Indigenous entrepreneurs share their election wishlists
With the recent launch of the Barayamal Network and Federal Election coming up, we decided to ask Indigenous entrepreneurs and community members what they would like to see happen to better support the growth of the Indigenous business sector. Here we share the top 3 key issues Indigenous entrepreneurs in the Barayamal Network want to see on the political agenda.
1. Access to capital
It’s not a significant focus of any of the Federal Government Parties; however, we would love to see the future Federal Government to take a proactive approach that will ignite the Indigenous economy through access to capital. For example, the New Zealand Ministry of Business, Innovation and Employment figures estimate Māori assets are worth $42.6b — a 15.4 per cent increase from 2010. Accelerating the Indigenous economy in Australia should be a no-brainer for the Federal Government, and it’s not just Indigenous entrepreneurs who can see the benefits.

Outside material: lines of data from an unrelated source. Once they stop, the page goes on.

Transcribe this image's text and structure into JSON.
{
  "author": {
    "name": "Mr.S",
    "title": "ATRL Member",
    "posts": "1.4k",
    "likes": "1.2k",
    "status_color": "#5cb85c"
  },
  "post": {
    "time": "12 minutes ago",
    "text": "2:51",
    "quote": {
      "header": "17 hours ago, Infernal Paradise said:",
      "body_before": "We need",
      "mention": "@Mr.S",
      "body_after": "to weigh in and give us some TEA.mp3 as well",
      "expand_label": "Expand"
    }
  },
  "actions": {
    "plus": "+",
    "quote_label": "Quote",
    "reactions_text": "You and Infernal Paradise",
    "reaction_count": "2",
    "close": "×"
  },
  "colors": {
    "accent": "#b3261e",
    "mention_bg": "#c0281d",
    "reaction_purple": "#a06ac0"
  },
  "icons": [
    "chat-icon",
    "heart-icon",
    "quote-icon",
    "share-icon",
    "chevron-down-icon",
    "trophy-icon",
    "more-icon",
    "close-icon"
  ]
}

“We believe there’s great potential for Indigenous Australia to participate in economic growth, and that it is economic participation and commercial enterprise that will lead to better outcomes for Indigenous Australia,” said Peter Nash, Chairman of KPMG Australia.

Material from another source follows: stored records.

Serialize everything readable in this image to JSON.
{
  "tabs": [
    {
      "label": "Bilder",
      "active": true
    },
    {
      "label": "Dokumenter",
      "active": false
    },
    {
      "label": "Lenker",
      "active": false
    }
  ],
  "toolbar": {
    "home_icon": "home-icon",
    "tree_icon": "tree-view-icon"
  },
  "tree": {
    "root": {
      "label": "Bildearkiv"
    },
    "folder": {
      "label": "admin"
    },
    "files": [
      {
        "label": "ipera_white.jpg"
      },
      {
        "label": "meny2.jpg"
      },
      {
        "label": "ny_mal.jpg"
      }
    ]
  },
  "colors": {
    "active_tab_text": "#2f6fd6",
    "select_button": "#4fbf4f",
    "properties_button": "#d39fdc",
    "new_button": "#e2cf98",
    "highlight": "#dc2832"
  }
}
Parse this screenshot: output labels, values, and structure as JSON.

Indigenous Australians have been left in poverty from land and wages theft that has led to no intergenerational wealth, which also affects our ability to access capital from mainstream lenders. In addition, members in the Barayamal Network have also experienced negative biases, preferential treatment to other people in the community for Government funding, and higher interest rates in the long-term (paying more for their house loans, etc. in the long-term despite lower interests at the start of their mortgage) from existing government initiatives that are suppose to help Indigenous Australians.

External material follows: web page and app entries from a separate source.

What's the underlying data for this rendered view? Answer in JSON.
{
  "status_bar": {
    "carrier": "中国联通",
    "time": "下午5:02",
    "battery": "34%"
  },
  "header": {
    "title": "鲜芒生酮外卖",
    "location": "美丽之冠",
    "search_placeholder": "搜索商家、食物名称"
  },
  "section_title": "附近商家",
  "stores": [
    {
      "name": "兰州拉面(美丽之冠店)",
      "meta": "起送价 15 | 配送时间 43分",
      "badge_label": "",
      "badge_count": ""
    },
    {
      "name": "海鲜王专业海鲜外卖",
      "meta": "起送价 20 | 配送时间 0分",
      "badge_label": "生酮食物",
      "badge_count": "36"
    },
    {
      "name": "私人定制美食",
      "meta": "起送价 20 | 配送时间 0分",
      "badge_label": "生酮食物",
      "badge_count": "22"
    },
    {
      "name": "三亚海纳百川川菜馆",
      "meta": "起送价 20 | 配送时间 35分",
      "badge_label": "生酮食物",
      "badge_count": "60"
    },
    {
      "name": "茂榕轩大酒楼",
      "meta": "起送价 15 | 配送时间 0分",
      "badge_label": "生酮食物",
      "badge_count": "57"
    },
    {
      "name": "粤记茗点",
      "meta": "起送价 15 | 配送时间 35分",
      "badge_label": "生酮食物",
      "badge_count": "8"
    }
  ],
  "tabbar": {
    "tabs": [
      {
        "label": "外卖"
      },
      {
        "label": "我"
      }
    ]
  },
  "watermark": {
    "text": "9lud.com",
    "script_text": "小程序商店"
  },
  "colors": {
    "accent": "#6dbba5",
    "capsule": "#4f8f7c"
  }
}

All we want is for the federal government to level the playing field and give Indigenous entrepreneurs and communities a hand up, not a handout. Barayamal has been working on a solution that can fix this problem, which we are launching soon – if the newly elected government are interested in listening and doing things differently, then we would love to chat.
2. Increase education and support programs
The current Federal Treasurer, Josh Frydenberg’s recent budget included $A276.59 million over five years to supporting Indigenous students, which is much needed, however, we believe that the current education system is broken – claims that successful entrepreneurs from around the world have previously spoken about like Gary Vaynerchuk, Richard Branson and even a young Australian teenpreneur, Jack Bloomfield…
“Don’t get me wrong, school is great for the fundamentals. But once you learn how to multiply, divide, speak and spell, the value suddenly stops for those of us who want to walk an entrepreneurial path.” – Jack Bloomfield
From our own experience running the world’s first Indigenous Accelerator in 2016 and a ton of other programs since is that most up-and-coming Indigenous entrepreneurs are young and very enthusiastic about achieving their self-determination aspirations but sometimes lack the skills or support needed to execute and grow their businesses.
By increasing education and support programs that empower Indigenous entrepreneurs, Australia will build a pipeline of entrepreneurs who think differently and can leverage the world’s oldest culture to help solve some of the world’s biggest problems we face, e.g. climate change, sustainable practices, etc.
3. IPP accountability – greater impact in communities vs making a few people rich
Despite being hailed as a massive success, the Indigenous Procurement Policy was high on the agenda for Indigenous entrepreneurs and community members who would like to see the social procurement policy have a more significant impact in Indigenous communities instead of making a few people rich.
Initially launched to help close the disparity gap because Indigenous businesses are substantially more likely to employ Indigenous people, the current Minister for Indigenous Affairs Nigel Scullion backtracked after the policy received criticism from Warren Mundine in The Australian (2017). Scullion expressed his disappointment, and the criticism would supposedly have been an issue “if the IPP was an employment policy. It’s not.” However, the following year Nigel changed his mind again with an initiative that aimed to “crack down on dubious joint ventures that take advantage of the federal Indigenous Procurement Policy.”
According to Scullion’s government report, since 1 July 2015, the IPP has resulted in over 11,933 contracts awarded to 1,473 Indigenous businesses with a total spend of $1.832 billion in goods & service.
However, the feeling within the Barayamal Network and the greater community is that the IPP only really benefits a select few and will only create a few Indigenous millionaires instead of helping close the massive disparity gap and making a difference in communities.
The Federal Election will provide an exciting opportunity for the new Minister for Indigenous Affairs and Government to actually make a real difference, instead of developing tokenism policies and spending a ton of taxpayer money that has done little to actually Close the Gap between Indigenous and non-Indigenous Australians.
In our opinion, Indigenous entrepreneurship and economic development is the high growth employment and community development solution to help close the massive disparity gap.